## Your goal:
Each line of the listing below that includes "name" should be reported.

++++ Material provided ++++

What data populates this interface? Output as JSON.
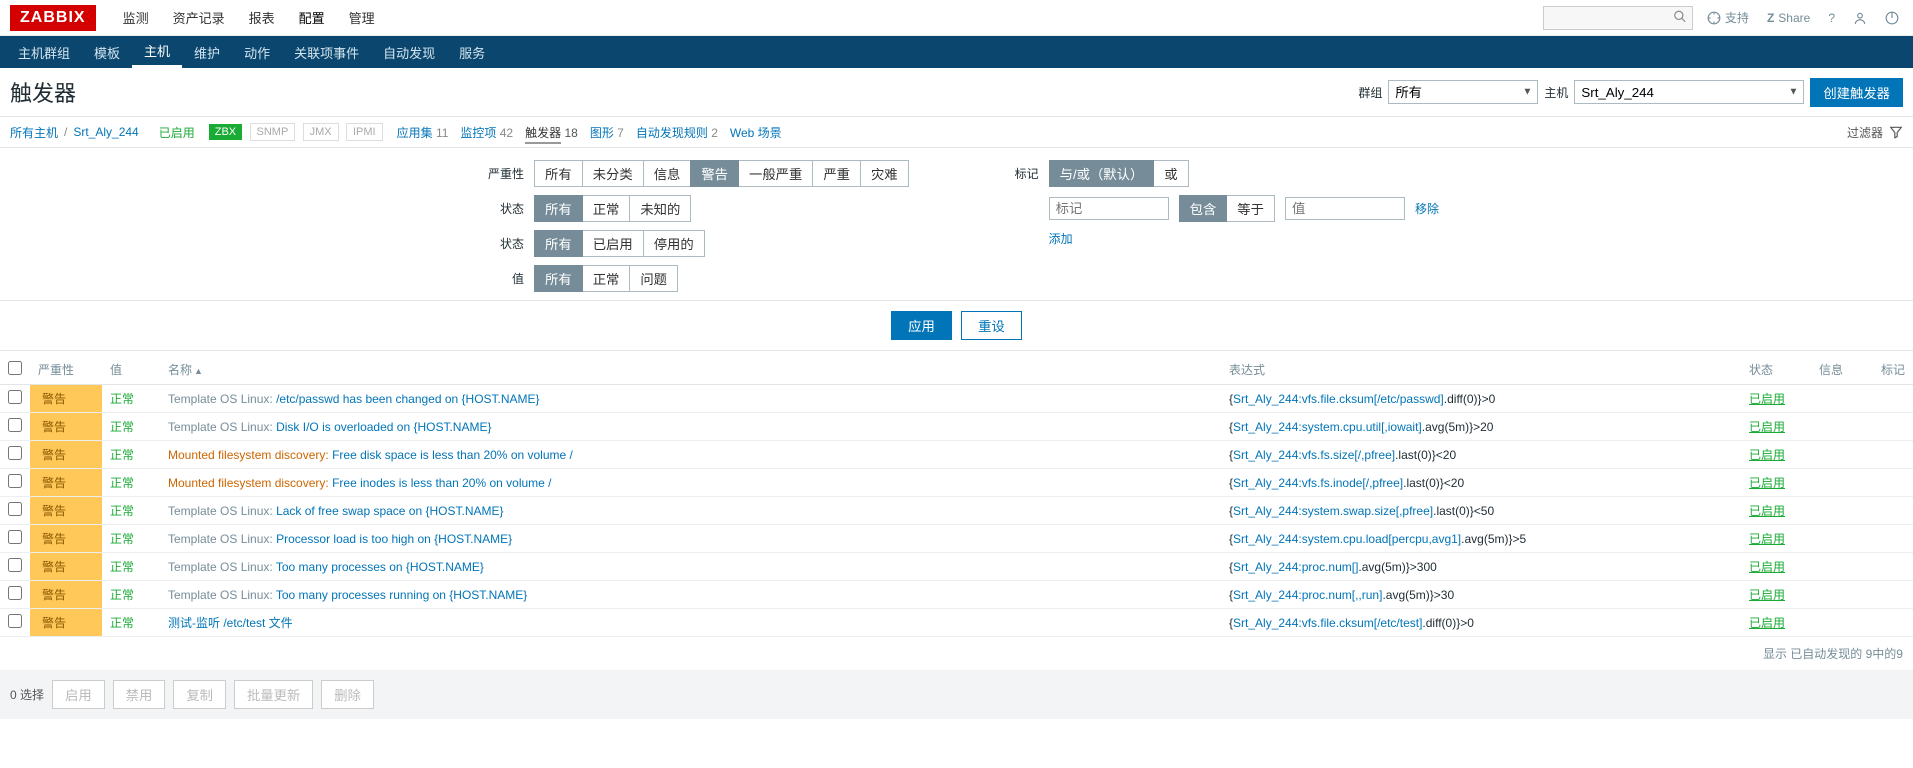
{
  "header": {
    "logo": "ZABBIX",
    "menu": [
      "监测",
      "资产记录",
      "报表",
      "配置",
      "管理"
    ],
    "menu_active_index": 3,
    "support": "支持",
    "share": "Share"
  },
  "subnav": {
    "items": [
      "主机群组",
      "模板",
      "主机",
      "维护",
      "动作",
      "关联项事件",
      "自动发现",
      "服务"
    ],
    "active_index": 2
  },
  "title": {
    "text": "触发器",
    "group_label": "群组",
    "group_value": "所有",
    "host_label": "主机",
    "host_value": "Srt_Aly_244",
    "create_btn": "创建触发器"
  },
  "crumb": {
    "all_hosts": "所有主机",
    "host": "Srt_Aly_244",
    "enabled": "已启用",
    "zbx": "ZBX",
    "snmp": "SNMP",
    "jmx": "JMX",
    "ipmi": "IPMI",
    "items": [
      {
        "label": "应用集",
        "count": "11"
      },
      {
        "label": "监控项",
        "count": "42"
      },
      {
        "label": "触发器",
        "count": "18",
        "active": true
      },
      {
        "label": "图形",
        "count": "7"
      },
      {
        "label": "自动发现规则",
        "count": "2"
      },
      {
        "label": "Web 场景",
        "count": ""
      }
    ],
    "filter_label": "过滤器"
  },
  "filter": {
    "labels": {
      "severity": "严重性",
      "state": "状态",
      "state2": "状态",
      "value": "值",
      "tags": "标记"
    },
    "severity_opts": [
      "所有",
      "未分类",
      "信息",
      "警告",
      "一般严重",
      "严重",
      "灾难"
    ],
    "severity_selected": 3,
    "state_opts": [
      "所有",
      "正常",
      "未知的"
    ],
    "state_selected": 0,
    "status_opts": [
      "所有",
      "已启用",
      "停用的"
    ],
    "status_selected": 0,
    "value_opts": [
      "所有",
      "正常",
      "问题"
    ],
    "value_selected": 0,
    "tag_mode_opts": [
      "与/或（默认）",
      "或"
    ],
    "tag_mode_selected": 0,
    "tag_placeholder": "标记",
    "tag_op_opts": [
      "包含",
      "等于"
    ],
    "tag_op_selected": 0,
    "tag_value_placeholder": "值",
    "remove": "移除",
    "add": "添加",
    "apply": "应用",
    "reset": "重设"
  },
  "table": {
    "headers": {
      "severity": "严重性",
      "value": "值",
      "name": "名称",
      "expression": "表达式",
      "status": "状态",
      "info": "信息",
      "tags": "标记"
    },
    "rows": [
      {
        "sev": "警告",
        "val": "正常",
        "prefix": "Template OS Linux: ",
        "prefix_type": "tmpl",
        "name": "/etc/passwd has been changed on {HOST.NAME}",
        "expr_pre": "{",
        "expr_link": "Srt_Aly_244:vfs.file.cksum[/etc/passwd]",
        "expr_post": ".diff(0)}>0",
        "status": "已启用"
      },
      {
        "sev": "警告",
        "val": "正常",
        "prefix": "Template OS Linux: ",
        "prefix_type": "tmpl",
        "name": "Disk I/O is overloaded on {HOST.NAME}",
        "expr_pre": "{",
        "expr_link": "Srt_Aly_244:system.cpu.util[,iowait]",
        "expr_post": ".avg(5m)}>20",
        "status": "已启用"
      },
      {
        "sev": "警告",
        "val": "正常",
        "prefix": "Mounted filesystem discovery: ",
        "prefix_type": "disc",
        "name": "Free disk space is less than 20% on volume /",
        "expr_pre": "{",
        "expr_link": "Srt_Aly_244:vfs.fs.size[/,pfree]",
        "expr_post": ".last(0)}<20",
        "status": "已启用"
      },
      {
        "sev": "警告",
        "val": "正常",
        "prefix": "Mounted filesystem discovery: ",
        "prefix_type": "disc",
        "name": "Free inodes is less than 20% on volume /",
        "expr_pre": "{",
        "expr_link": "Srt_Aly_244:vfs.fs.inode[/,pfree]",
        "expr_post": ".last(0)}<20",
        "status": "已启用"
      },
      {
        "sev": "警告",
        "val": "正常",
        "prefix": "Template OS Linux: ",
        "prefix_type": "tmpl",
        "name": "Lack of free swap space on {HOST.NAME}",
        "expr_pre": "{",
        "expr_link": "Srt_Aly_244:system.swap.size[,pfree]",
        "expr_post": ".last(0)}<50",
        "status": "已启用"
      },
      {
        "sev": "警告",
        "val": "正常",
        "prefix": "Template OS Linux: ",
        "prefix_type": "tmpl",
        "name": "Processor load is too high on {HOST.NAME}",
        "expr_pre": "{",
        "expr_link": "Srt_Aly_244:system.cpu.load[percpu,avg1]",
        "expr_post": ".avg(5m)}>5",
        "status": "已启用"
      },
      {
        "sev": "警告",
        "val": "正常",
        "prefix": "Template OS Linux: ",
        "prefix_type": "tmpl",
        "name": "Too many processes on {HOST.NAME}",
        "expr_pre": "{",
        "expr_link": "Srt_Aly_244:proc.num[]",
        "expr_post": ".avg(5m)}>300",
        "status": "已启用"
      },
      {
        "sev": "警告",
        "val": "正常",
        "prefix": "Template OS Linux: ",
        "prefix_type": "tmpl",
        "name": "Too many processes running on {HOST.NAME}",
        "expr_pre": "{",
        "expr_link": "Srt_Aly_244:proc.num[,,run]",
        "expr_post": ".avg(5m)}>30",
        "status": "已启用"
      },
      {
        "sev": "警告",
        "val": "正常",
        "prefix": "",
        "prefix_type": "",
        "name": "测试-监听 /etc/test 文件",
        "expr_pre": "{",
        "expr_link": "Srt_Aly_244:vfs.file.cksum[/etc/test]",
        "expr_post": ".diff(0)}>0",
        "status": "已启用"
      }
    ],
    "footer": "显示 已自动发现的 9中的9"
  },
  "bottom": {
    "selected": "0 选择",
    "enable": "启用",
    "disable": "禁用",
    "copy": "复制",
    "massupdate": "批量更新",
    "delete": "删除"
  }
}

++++

## Solution below:
      "name": "名称",
        "name": "/etc/passwd has been changed on {HOST.NAME}",
        "name": "Disk I/O is overloaded on {HOST.NAME}",
        "name": "Free disk space is less than 20% on volume /",
        "name": "Free inodes is less than 20% on volume /",
        "name": "Lack of free swap space on {HOST.NAME}",
        "name": "Processor load is too high on {HOST.NAME}",
        "name": "Too many processes on {HOST.NAME}",
        "name": "Too many processes running on {HOST.NAME}",
        "name": "测试-监听 /etc/test 文件",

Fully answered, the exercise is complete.